START INPUT DATA
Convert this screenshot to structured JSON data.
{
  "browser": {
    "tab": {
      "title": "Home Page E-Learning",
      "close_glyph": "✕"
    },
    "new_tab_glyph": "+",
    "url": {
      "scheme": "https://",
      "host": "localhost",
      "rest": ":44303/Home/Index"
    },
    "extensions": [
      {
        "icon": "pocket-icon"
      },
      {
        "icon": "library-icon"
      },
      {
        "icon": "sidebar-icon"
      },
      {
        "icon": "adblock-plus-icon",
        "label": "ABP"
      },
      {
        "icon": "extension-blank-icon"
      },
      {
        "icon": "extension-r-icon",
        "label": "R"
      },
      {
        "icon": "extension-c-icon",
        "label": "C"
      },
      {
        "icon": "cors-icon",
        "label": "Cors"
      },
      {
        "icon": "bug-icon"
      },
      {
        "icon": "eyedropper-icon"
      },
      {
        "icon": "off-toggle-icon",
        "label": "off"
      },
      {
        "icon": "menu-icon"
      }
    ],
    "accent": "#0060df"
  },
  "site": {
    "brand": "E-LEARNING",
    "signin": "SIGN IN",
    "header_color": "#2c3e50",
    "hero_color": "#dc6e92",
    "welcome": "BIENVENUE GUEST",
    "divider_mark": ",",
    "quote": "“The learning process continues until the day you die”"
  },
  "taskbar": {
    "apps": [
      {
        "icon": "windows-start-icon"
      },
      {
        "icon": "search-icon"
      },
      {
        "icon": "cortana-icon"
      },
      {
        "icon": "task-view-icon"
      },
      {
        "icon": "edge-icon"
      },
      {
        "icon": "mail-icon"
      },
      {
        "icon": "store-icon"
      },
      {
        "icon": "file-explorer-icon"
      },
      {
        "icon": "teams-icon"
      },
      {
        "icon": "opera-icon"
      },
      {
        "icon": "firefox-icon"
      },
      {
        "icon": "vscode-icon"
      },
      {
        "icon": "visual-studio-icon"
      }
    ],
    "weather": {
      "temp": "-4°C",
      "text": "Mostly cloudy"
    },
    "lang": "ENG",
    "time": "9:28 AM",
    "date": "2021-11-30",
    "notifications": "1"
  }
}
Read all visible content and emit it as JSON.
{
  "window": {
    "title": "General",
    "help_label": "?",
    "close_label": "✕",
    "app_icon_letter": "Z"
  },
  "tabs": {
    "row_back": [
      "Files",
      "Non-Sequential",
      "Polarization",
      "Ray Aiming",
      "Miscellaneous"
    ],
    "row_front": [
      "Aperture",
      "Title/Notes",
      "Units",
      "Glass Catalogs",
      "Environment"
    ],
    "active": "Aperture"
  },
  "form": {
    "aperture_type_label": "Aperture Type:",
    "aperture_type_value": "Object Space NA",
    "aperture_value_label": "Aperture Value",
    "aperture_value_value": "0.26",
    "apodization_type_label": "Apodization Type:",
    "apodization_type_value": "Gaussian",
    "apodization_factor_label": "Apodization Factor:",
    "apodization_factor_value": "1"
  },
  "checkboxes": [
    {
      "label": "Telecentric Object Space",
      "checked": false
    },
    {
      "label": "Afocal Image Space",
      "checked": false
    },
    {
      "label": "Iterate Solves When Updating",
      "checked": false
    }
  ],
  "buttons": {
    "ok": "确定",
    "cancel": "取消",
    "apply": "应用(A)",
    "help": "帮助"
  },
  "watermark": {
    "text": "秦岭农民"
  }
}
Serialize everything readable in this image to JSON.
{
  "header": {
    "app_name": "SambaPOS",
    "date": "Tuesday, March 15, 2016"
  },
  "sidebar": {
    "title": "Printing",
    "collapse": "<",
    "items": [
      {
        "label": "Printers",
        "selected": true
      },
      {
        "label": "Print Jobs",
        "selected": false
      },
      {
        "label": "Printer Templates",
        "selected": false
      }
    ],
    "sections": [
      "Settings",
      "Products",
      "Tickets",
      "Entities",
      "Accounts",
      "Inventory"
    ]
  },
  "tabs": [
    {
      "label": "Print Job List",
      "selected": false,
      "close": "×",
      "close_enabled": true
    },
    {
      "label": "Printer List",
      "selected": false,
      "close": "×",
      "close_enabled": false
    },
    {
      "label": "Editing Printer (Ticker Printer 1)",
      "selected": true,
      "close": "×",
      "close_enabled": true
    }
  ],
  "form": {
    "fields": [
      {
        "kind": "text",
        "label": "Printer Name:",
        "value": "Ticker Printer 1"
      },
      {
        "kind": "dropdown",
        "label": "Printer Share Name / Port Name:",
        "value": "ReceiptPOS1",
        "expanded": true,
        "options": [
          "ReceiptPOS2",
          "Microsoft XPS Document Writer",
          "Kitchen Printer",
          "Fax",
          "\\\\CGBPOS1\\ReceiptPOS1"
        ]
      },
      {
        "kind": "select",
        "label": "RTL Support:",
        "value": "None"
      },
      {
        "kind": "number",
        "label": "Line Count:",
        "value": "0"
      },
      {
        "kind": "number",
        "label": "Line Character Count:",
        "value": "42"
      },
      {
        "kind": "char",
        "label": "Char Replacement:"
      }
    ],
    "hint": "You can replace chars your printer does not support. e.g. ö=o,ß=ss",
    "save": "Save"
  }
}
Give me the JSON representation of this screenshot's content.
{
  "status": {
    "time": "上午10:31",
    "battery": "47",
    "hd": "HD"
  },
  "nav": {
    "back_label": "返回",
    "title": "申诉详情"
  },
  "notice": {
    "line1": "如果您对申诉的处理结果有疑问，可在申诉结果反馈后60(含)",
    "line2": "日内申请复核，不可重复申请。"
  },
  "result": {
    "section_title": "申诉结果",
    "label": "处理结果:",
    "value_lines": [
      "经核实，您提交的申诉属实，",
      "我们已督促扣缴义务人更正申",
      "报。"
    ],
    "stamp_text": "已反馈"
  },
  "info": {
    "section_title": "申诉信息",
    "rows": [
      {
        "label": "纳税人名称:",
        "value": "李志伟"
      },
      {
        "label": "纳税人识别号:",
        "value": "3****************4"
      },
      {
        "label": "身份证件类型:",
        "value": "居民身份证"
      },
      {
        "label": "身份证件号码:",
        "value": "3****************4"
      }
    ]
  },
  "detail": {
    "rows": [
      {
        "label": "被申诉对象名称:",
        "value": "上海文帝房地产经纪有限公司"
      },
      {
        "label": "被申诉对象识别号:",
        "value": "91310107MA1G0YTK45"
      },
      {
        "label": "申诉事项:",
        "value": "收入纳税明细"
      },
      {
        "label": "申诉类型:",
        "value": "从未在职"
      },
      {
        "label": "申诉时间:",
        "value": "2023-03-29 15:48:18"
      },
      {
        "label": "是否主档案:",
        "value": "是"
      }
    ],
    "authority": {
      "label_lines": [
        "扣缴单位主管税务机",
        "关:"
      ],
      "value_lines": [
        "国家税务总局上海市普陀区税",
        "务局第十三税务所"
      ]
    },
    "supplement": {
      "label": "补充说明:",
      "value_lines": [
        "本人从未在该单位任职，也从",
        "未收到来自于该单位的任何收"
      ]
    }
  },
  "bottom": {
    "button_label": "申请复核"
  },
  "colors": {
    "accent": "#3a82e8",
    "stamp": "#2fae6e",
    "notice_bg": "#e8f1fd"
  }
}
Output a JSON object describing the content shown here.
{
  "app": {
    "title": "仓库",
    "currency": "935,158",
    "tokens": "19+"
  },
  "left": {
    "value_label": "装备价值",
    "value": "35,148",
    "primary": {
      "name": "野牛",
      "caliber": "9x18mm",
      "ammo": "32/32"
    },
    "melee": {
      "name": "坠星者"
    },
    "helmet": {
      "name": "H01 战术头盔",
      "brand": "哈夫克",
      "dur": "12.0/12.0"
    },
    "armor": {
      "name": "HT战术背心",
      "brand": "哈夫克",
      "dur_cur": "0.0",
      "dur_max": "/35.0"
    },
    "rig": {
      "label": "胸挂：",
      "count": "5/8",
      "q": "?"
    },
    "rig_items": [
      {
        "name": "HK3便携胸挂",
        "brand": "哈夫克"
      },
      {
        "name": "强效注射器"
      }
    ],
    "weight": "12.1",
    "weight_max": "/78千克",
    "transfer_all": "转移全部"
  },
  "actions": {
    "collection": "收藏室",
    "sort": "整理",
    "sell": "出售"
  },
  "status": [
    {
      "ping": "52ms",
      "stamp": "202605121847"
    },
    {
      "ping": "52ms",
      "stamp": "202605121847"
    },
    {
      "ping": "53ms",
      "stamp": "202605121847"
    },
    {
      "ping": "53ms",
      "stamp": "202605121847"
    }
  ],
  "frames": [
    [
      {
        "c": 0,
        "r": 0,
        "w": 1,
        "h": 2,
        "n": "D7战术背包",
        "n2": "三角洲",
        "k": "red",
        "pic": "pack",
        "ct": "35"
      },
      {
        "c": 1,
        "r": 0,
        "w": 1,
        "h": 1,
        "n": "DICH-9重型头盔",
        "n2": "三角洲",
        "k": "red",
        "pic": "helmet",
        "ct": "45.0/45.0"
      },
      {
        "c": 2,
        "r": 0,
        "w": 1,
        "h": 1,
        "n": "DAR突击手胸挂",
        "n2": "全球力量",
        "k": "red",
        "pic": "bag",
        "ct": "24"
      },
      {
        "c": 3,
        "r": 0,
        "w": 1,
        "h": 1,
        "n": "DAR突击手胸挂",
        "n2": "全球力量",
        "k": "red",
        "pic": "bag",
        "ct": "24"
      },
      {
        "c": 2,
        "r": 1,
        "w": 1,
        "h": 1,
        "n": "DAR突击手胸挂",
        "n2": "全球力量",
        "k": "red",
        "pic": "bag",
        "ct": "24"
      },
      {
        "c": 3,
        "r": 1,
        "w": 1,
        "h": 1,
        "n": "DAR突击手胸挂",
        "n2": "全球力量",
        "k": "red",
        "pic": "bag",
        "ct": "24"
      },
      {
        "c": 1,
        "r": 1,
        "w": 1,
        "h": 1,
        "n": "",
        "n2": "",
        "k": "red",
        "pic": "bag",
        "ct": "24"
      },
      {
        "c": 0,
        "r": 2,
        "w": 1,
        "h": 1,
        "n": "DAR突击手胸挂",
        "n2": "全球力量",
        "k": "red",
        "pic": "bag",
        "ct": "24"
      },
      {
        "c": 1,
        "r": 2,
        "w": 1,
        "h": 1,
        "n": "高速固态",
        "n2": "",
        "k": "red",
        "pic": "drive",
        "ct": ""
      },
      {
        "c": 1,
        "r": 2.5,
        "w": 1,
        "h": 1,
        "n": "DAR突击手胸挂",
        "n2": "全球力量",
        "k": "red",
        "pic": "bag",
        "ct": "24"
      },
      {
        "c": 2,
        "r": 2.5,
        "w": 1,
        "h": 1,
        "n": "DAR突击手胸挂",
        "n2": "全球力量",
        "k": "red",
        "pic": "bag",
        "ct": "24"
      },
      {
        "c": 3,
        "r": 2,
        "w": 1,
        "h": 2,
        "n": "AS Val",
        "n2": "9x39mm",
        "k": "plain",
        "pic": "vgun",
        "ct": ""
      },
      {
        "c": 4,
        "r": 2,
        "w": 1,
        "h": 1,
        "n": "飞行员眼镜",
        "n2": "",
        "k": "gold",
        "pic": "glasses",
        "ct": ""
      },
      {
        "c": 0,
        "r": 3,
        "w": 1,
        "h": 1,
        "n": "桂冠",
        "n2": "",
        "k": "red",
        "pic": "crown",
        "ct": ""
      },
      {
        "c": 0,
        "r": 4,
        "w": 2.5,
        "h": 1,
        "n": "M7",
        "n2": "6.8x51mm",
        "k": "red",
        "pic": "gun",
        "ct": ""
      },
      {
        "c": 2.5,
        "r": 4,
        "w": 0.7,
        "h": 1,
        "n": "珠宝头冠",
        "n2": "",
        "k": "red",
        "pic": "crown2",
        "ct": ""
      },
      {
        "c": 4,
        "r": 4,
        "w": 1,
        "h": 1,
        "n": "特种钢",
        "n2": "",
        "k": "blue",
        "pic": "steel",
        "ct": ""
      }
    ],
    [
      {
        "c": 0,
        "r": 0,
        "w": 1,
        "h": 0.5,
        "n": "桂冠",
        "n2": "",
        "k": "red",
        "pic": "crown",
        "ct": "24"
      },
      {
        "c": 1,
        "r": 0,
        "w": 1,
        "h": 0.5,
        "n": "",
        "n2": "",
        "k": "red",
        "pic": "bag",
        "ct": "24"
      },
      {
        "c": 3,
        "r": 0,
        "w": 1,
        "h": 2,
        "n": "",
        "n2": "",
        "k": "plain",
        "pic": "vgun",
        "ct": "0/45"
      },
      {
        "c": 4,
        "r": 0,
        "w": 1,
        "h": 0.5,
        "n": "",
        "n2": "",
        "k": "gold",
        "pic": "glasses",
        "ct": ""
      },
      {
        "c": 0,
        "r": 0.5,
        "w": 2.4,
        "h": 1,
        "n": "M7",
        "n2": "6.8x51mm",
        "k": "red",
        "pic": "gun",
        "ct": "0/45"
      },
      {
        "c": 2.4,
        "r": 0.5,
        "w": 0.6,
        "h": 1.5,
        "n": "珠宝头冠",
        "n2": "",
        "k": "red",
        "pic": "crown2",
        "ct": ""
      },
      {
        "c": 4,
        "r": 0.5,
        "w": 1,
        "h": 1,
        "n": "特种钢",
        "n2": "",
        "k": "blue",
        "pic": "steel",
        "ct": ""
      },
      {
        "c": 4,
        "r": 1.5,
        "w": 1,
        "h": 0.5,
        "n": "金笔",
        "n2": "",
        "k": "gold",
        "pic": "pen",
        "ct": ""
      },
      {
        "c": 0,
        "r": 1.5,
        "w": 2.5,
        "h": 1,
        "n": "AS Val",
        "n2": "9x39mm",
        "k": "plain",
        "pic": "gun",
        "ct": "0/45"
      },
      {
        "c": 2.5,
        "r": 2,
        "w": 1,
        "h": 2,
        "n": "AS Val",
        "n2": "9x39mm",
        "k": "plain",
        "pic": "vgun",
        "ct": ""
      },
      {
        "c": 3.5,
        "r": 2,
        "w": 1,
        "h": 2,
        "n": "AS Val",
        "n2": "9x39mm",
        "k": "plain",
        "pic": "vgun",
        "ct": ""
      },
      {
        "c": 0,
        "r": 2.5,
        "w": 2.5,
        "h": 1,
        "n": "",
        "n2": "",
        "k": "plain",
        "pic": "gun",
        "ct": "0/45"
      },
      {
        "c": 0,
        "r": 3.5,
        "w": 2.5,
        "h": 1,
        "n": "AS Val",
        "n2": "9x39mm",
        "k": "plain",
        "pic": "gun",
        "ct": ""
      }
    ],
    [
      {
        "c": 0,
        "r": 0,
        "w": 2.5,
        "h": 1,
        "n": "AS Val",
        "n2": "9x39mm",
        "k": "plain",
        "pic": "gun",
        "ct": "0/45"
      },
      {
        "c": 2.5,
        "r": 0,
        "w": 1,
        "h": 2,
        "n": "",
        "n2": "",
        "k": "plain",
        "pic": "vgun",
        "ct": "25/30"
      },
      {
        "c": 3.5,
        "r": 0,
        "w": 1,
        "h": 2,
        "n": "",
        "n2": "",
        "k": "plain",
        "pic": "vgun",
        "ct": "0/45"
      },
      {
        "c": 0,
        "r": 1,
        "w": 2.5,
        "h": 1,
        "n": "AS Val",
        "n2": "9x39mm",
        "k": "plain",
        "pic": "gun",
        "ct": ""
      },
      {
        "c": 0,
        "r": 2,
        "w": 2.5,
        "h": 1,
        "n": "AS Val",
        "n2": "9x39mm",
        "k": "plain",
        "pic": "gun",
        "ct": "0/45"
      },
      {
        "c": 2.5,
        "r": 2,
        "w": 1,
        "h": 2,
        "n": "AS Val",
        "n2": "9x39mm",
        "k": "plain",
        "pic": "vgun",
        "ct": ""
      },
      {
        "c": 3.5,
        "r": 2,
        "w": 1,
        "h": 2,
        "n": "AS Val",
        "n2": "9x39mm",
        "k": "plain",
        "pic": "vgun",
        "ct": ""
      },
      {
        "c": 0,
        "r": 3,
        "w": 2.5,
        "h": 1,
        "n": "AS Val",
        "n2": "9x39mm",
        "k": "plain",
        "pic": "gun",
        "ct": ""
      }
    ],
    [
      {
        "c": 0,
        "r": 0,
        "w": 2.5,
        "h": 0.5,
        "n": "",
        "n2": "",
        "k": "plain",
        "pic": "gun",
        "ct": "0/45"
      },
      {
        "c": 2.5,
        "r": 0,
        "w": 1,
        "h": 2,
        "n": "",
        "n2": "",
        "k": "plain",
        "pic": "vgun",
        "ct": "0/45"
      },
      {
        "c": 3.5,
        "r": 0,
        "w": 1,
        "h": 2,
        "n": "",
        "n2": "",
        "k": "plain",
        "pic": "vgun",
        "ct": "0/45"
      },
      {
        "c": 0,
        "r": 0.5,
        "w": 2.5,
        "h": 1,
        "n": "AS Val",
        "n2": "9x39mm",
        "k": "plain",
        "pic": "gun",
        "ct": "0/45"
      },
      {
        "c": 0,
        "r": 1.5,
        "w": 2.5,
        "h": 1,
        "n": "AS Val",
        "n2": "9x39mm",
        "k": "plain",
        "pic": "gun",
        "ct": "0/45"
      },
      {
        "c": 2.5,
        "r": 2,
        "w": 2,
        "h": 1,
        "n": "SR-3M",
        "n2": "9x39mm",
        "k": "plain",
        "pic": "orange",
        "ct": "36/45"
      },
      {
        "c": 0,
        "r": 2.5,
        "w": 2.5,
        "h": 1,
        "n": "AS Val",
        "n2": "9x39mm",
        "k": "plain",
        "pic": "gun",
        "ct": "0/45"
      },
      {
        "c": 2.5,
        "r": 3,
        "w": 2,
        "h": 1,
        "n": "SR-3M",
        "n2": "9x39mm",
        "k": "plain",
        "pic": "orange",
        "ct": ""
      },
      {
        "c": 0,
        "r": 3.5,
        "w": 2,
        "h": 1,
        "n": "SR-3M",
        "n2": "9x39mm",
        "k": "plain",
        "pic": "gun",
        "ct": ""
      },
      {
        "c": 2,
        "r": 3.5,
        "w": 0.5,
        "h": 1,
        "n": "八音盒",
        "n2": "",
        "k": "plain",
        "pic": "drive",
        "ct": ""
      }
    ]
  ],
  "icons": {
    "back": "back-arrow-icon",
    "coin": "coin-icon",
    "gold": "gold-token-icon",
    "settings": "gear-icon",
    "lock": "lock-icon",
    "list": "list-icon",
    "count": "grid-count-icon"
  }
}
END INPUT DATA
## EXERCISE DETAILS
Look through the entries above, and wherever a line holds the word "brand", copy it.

## EXERCISE RESULT
    "brand": "E-LEARNING",
      "brand": "哈夫克",
      "brand": "哈夫克",
        "brand": "哈夫克"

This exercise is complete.